Not long after Ottawa successfully made the second-ever coach’s challenge, fans got their first look at 3-on-3 overtime.

And what a look it was.

In the span of 137 seconds, the Tampa Bay Lightning and Philadelphia Flyers combined for eight shots on goal, a few breakaways, some tremendous saves — including one on a penalty shot — and, finally, Jason Garrison‘s game-winning goal on a breakaway from center, giving the Bolts a 3-2 win.

It was, in a word, fun.

Lots of fun.

A quick sampling of reviews:

Of course, not everybody was a fan:

Now, to temper things a bit — this was the first time we’ve seen 3-on-3 with something on the line, so there was a novelty factor at play. There’s also no guaranteeing future OT sessions will be as exciting as this.

But none of that takes away from the fact 3-on-3 made for appointment viewing, and immense entertainment value. The prospect of future games like this? That’s pretty exciting.

In Jets return, Burmistrov delivers headshot to Bergeron (Updated)


Didn’t take long for Alex Burmistrov to make his presence felt — though not in a good way.

Burmistrov, playing in his first game for the Jets after a two-year stint in Russia, delivered a questionable elbow to the head of Boston’s Patrice Bergeron late in the first period of Thursday’s season-opener:

Burmistrov received a two-minute minor for an illegal check to the head, while Bergeron received a matching minor for roughing (retaliating for the elbow, specifically).

The Bruins went into the intermission leading 1-0, and have yet to update Bergeron’s status.
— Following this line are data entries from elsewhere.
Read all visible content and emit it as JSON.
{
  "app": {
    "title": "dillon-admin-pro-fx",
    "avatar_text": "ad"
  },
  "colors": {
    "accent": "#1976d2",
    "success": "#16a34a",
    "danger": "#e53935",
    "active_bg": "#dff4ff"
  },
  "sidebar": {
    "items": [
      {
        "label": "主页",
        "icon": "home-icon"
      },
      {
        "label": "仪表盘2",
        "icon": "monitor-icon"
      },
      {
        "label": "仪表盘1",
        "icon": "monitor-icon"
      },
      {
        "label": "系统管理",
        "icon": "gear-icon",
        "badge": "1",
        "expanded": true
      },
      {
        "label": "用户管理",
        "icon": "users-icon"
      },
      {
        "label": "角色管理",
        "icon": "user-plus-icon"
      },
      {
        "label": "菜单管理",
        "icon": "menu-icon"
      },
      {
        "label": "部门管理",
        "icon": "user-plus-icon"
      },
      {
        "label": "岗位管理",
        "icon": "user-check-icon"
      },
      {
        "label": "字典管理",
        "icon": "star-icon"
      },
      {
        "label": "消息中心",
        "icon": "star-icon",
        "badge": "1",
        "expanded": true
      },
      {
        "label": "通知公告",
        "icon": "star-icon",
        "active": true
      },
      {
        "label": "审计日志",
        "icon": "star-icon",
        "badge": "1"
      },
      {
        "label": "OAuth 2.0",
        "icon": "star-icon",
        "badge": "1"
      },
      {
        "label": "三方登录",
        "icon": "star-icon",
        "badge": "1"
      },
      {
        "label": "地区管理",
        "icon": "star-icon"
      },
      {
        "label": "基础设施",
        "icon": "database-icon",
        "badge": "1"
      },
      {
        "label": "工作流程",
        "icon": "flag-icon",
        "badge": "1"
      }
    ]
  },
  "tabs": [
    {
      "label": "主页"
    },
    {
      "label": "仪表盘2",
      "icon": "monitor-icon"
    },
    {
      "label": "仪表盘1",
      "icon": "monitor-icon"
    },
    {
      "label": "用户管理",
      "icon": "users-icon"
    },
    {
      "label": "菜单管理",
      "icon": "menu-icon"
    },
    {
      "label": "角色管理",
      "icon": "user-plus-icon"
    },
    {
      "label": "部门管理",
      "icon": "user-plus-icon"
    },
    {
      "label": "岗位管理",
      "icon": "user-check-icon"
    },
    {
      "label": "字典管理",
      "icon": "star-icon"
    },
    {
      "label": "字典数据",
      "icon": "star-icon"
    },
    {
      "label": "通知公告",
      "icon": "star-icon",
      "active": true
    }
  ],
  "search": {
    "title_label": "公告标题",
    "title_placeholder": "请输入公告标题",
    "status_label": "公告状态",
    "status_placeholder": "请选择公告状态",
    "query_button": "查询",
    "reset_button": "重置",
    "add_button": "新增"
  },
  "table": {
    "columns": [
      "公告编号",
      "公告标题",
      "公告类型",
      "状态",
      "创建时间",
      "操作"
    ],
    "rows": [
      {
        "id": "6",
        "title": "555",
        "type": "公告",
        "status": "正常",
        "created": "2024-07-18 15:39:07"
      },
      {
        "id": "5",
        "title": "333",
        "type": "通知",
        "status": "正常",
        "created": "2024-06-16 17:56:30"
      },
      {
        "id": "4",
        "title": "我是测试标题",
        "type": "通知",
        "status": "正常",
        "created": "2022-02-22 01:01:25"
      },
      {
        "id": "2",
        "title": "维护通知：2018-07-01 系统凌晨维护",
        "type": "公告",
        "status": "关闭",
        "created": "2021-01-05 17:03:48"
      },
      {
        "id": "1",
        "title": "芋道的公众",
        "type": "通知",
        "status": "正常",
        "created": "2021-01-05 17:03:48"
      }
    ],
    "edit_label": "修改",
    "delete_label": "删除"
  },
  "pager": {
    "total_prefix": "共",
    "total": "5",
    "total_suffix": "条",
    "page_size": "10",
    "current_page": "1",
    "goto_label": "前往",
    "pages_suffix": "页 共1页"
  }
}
Update: Bergeron stayed in the game, but B’s head coach Claude Julien was none too pleased with the hit. Following the game, he called for the NHL’s Department of Player Safety to look at it…